◆ Work item ◆
Type out every entry again, character for character.

◆ Input ◆
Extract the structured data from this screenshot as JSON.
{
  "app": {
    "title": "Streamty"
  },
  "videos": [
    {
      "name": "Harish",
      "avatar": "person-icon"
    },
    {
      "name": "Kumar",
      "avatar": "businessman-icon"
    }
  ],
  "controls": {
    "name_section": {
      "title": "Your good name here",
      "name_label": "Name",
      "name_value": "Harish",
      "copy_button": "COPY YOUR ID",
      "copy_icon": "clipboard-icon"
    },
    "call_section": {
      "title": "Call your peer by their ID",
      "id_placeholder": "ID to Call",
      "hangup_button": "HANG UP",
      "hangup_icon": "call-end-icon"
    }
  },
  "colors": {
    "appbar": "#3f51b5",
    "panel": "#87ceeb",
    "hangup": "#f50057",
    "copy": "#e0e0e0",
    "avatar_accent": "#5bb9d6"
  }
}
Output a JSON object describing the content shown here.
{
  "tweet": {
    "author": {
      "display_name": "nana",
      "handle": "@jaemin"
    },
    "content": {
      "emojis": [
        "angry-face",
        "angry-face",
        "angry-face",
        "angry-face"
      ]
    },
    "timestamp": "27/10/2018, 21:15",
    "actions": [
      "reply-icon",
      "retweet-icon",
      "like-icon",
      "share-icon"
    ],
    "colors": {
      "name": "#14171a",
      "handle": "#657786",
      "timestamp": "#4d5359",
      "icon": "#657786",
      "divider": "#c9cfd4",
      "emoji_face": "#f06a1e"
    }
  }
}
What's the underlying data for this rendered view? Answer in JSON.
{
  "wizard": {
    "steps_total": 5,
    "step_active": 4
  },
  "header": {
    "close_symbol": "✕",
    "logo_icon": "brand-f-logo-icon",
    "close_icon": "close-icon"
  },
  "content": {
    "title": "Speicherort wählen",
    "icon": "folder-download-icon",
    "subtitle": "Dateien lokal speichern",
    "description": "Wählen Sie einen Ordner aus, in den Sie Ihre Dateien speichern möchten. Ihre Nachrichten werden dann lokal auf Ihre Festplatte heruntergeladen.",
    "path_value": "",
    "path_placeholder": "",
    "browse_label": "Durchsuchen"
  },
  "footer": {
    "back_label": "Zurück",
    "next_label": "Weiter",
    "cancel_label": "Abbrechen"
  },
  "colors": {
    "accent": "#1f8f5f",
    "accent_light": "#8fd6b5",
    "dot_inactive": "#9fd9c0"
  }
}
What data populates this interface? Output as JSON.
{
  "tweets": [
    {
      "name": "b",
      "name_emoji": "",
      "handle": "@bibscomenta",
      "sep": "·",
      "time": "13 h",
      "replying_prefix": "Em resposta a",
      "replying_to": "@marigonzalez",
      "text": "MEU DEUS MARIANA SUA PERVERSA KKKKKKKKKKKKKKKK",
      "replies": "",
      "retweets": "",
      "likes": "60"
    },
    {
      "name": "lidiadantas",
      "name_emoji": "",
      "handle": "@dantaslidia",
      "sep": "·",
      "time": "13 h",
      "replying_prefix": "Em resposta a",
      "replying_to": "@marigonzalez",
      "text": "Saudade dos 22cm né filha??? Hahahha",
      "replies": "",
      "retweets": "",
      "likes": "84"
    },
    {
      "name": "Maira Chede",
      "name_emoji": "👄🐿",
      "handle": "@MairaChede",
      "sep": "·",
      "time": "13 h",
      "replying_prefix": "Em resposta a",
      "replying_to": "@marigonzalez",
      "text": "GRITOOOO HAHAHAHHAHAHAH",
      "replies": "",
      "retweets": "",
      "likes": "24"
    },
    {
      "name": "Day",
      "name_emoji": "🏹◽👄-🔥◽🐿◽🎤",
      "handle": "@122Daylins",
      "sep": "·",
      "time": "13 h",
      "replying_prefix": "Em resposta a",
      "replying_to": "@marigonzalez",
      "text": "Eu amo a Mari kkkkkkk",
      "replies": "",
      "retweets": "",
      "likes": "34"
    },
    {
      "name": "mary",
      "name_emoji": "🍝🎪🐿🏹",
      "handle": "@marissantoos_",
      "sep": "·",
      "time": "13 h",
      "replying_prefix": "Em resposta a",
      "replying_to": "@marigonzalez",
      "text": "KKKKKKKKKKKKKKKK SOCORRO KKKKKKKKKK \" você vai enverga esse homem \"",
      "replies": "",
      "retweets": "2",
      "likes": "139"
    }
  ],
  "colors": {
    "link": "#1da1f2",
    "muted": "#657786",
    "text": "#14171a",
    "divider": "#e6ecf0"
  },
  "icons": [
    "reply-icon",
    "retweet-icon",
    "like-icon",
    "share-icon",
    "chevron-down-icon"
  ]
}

◆ Solution to this exercise ◆
Extract the structured data from this screenshot as JSON.
{
  "app": {
    "title": "Streamty"
  },
  "videos": [
    {
      "name": "Harish",
      "avatar": "person-icon"
    },
    {
      "name": "Kumar",
      "avatar": "businessman-icon"
    }
  ],
  "controls": {
    "name_section": {
      "title": "Your good name here",
      "name_label": "Name",
      "name_value": "Harish",
      "copy_button": "COPY YOUR ID",
      "copy_icon": "clipboard-icon"
    },
    "call_section": {
      "title": "Call your peer by their ID",
      "id_placeholder": "ID to Call",
      "hangup_button": "HANG UP",
      "hangup_icon": "call-end-icon"
    }
  },
  "colors": {
    "appbar": "#3f51b5",
    "panel": "#87ceeb",
    "hangup": "#f50057",
    "copy": "#e0e0e0",
    "avatar_accent": "#5bb9d6"
  }
}
Output a JSON object describing the content shown here.
{
  "tweet": {
    "author": {
      "display_name": "nana",
      "handle": "@jaemin"
    },
    "content": {
      "emojis": [
        "angry-face",
        "angry-face",
        "angry-face",
        "angry-face"
      ]
    },
    "timestamp": "27/10/2018, 21:15",
    "actions": [
      "reply-icon",
      "retweet-icon",
      "like-icon",
      "share-icon"
    ],
    "colors": {
      "name": "#14171a",
      "handle": "#657786",
      "timestamp": "#4d5359",
      "icon": "#657786",
      "divider": "#c9cfd4",
      "emoji_face": "#f06a1e"
    }
  }
}
What's the underlying data for this rendered view? Answer in JSON.
{
  "wizard": {
    "steps_total": 5,
    "step_active": 4
  },
  "header": {
    "close_symbol": "✕",
    "logo_icon": "brand-f-logo-icon",
    "close_icon": "close-icon"
  },
  "content": {
    "title": "Speicherort wählen",
    "icon": "folder-download-icon",
    "subtitle": "Dateien lokal speichern",
    "description": "Wählen Sie einen Ordner aus, in den Sie Ihre Dateien speichern möchten. Ihre Nachrichten werden dann lokal auf Ihre Festplatte heruntergeladen.",
    "path_value": "",
    "path_placeholder": "",
    "browse_label": "Durchsuchen"
  },
  "footer": {
    "back_label": "Zurück",
    "next_label": "Weiter",
    "cancel_label": "Abbrechen"
  },
  "colors": {
    "accent": "#1f8f5f",
    "accent_light": "#8fd6b5",
    "dot_inactive": "#9fd9c0"
  }
}
What data populates this interface? Output as JSON.
{
  "tweets": [
    {
      "name": "b",
      "name_emoji": "",
      "handle": "@bibscomenta",
      "sep": "·",
      "time": "13 h",
      "replying_prefix": "Em resposta a",
      "replying_to": "@marigonzalez",
      "text": "MEU DEUS MARIANA SUA PERVERSA KKKKKKKKKKKKKKKK",
      "replies": "",
      "retweets": "",
      "likes": "60"
    },
    {
      "name": "lidiadantas",
      "name_emoji": "",
      "handle": "@dantaslidia",
      "sep": "·",
      "time": "13 h",
      "replying_prefix": "Em resposta a",
      "replying_to": "@marigonzalez",
      "text": "Saudade dos 22cm né filha??? Hahahha",
      "replies": "",
      "retweets": "",
      "likes": "84"
    },
    {
      "name": "Maira Chede",
      "name_emoji": "👄🐿",
      "handle": "@MairaChede",
      "sep": "·",
      "time": "13 h",
      "replying_prefix": "Em resposta a",
      "replying_to": "@marigonzalez",
      "text": "GRITOOOO HAHAHAHHAHAHAH",
      "replies": "",
      "retweets": "",
      "likes": "24"
    },
    {
      "name": "Day",
      "name_emoji": "🏹◽👄-🔥◽🐿◽🎤",
      "handle": "@122Daylins",
      "sep": "·",
      "time": "13 h",
      "replying_prefix": "Em resposta a",
      "replying_to": "@marigonzalez",
      "text": "Eu amo a Mari kkkkkkk",
      "replies": "",
      "retweets": "",
      "likes": "34"
    },
    {
      "name": "mary",
      "name_emoji": "🍝🎪🐿🏹",
      "handle": "@marissantoos_",
      "sep": "·",
      "time": "13 h",
      "replying_prefix": "Em resposta a",
      "replying_to": "@marigonzalez",
      "text": "KKKKKKKKKKKKKKKK SOCORRO KKKKKKKKKK \" você vai enverga esse homem \"",
      "replies": "",
      "retweets": "2",
      "likes": "139"
    }
  ],
  "colors": {
    "link": "#1da1f2",
    "muted": "#657786",
    "text": "#14171a",
    "divider": "#e6ecf0"
  },
  "icons": [
    "reply-icon",
    "retweet-icon",
    "like-icon",
    "share-icon",
    "chevron-down-icon"
  ]
}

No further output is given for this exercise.